> [WHAT THIS TASK INVOLVES]:
Every line holding the string "Help" should be copied from the listing.
--
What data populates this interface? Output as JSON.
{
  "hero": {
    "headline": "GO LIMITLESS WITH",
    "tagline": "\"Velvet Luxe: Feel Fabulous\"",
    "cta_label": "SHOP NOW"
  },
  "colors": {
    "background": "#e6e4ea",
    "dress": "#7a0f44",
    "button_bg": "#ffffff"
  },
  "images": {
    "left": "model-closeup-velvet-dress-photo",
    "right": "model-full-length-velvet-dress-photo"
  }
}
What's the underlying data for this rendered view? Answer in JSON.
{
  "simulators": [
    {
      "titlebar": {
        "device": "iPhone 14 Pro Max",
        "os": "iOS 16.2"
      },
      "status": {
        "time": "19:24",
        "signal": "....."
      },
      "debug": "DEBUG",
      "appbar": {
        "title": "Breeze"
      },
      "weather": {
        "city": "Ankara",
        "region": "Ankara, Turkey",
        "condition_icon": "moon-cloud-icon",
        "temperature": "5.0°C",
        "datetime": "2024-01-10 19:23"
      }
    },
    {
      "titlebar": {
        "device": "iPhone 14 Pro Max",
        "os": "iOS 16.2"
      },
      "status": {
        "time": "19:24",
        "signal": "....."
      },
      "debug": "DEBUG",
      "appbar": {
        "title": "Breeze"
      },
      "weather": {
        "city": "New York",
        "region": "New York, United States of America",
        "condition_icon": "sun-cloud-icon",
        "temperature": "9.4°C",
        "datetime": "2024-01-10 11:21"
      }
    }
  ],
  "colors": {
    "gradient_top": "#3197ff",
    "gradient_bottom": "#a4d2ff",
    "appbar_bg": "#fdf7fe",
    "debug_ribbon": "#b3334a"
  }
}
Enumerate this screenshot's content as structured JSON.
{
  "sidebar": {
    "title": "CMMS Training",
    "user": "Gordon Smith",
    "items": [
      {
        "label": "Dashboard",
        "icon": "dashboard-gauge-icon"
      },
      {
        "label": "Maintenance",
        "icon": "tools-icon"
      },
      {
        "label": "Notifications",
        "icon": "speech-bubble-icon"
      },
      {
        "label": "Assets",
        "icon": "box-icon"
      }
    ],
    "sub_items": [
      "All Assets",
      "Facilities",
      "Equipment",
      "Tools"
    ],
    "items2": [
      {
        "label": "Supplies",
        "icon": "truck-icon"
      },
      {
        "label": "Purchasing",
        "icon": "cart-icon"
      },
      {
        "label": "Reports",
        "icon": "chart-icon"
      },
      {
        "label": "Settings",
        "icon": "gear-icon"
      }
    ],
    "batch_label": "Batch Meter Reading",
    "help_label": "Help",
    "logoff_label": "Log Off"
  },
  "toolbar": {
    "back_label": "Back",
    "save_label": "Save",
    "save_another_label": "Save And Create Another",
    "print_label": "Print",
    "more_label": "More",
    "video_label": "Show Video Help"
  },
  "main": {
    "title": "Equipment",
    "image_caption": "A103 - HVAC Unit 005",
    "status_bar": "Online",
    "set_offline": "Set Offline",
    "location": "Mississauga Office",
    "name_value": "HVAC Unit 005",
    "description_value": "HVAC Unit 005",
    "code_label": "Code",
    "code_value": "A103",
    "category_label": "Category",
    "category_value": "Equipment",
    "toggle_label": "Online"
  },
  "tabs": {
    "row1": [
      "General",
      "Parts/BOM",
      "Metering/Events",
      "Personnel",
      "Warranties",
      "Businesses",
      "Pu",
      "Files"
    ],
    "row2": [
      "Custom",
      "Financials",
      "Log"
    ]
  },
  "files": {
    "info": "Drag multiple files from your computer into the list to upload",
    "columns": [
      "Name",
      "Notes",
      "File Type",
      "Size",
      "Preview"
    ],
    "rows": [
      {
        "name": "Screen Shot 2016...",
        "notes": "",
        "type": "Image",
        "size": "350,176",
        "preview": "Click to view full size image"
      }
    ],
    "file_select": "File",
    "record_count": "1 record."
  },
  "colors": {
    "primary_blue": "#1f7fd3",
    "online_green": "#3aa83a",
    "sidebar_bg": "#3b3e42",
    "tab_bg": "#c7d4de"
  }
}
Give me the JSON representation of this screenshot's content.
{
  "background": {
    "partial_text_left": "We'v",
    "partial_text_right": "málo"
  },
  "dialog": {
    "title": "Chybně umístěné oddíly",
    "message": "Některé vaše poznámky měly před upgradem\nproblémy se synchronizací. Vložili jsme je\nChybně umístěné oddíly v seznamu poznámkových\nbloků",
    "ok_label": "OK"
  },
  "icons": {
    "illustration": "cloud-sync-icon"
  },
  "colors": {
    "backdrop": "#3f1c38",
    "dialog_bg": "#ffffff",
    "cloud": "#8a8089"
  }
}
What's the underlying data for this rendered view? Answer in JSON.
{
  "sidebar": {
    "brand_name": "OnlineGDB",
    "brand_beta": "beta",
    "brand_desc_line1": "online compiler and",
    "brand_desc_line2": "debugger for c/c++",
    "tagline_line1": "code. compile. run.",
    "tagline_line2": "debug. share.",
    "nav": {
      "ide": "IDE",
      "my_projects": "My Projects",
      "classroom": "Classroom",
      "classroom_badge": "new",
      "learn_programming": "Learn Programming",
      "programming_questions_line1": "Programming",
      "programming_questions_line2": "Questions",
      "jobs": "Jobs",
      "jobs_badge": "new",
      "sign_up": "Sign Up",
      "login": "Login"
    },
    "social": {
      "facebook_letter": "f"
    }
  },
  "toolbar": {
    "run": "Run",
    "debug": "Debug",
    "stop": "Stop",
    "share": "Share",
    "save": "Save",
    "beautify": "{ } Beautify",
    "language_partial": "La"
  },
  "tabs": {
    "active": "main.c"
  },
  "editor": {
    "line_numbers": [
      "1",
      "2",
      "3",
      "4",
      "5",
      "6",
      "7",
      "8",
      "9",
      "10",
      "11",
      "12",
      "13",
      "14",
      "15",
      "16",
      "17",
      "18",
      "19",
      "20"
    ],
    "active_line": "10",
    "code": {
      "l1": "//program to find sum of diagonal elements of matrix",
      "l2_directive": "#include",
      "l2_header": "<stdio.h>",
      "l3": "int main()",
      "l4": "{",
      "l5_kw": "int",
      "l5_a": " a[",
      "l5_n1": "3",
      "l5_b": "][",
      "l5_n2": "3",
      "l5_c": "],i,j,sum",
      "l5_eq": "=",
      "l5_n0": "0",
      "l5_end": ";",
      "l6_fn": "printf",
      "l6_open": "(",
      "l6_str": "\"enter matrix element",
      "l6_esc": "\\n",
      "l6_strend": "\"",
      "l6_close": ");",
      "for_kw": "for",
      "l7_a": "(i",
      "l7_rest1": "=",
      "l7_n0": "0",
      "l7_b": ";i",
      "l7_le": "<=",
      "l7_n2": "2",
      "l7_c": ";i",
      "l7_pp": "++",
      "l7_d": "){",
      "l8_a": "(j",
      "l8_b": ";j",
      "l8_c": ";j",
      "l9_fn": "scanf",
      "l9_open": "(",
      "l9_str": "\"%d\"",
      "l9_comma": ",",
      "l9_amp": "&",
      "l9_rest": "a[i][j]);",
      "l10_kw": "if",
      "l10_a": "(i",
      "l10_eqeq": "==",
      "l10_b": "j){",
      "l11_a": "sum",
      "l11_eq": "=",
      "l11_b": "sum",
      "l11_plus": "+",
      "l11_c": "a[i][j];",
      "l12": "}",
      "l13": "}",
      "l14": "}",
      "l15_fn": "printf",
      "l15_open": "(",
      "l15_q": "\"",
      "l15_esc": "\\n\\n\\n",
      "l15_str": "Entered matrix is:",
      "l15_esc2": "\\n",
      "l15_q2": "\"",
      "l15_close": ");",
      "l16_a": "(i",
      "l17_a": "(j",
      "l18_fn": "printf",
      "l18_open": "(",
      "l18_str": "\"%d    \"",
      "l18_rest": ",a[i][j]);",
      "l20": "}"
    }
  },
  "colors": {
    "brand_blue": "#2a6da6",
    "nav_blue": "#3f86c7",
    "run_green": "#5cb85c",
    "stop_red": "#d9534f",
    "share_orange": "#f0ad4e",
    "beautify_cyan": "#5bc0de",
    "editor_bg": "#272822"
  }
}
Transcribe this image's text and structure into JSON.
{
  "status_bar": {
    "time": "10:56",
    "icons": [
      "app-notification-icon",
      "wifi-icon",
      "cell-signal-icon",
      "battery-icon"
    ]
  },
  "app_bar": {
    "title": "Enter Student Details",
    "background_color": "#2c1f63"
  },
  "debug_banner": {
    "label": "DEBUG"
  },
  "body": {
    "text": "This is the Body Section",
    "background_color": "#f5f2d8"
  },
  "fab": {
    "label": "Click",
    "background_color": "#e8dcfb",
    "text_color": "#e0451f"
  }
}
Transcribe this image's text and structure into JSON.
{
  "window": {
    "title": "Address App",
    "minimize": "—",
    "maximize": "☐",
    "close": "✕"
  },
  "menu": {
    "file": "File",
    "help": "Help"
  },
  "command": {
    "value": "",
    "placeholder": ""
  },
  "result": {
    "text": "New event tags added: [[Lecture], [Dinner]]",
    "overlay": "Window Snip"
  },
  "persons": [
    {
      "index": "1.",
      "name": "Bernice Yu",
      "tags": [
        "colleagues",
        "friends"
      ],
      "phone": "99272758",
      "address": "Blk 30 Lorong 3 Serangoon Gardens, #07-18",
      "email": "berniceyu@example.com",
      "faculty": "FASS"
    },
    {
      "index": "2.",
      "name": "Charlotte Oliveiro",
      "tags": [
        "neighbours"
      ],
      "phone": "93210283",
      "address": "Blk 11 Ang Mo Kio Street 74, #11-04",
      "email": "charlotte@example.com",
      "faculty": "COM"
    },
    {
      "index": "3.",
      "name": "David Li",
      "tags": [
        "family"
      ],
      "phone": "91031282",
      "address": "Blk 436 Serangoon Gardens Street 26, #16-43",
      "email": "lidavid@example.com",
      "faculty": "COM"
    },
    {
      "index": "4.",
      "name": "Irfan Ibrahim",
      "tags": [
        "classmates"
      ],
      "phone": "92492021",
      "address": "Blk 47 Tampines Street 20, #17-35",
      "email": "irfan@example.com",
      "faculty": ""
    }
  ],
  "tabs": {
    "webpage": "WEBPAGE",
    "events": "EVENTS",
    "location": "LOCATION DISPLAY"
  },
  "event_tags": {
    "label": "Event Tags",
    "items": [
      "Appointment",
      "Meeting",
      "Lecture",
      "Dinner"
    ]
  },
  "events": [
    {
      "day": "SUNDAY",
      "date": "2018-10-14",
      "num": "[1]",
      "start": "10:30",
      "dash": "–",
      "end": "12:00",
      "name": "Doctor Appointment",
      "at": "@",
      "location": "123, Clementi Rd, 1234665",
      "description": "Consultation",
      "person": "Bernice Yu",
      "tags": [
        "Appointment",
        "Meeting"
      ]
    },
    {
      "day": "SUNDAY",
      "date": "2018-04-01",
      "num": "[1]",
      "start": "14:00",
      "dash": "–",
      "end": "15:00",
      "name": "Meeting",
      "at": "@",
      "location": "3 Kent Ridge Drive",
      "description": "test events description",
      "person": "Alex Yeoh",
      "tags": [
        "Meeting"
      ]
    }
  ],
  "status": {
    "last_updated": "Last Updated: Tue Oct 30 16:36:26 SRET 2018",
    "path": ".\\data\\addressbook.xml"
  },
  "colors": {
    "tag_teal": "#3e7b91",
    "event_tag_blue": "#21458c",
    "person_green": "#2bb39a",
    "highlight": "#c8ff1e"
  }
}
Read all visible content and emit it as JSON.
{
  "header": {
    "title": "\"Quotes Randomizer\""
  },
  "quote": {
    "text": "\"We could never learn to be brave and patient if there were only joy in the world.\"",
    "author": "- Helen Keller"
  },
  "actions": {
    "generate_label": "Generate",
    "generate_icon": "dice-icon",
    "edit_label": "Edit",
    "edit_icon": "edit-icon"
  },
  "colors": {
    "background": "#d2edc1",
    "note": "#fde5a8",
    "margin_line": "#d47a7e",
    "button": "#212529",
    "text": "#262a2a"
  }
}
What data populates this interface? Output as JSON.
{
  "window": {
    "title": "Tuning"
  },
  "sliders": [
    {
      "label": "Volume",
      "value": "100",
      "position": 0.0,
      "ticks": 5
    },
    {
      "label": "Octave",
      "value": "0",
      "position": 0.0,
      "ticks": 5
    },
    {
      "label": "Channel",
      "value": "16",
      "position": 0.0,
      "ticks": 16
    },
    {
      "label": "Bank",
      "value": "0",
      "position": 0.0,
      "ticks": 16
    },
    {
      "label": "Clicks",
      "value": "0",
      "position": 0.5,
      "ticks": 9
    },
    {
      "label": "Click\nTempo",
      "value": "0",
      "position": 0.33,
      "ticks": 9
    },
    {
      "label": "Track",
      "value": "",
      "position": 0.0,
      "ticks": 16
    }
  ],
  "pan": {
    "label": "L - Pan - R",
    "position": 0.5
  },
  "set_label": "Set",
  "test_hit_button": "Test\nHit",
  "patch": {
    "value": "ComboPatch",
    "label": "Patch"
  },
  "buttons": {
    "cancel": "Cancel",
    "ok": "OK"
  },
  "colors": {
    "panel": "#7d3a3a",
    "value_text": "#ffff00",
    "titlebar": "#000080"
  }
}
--
> [TASK OUTPUT]:
    "help_label": "Help",
    "video_label": "Show Video Help"
    "help": "Help"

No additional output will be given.